Go through the listing and copy each line that has the string "icon" in it.

Material shown:
*** Begin section ***

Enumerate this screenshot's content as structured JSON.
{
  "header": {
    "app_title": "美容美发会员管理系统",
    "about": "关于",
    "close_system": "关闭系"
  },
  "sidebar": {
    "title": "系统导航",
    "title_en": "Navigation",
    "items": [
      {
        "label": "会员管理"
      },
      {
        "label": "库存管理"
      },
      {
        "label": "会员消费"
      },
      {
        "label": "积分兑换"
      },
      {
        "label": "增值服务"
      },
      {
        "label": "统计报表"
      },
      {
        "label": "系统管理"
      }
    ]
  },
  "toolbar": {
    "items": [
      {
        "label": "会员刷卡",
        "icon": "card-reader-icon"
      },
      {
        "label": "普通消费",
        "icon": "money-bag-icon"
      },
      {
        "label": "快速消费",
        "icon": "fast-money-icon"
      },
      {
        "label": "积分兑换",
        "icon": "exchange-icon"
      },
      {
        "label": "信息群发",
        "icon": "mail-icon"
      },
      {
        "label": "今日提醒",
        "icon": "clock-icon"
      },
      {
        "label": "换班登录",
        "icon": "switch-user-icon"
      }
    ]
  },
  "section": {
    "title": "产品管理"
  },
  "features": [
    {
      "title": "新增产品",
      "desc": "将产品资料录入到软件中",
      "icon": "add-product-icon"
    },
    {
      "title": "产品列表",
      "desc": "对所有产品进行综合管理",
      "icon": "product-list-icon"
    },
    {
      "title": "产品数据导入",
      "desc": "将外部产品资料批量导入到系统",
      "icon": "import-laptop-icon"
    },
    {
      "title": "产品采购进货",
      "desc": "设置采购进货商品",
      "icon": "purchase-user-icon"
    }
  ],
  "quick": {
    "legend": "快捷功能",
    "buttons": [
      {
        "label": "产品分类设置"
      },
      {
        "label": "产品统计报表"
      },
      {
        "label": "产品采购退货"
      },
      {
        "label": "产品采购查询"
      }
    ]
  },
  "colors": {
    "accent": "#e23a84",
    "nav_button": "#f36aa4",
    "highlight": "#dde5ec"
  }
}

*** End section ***

Response area:
        "icon": "card-reader-icon"
        "icon": "money-bag-icon"
        "icon": "fast-money-icon"
        "icon": "exchange-icon"
        "icon": "mail-icon"
        "icon": "clock-icon"
        "icon": "switch-user-icon"
      "icon": "add-product-icon"
      "icon": "product-list-icon"
      "icon": "import-laptop-icon"
      "icon": "purchase-user-icon"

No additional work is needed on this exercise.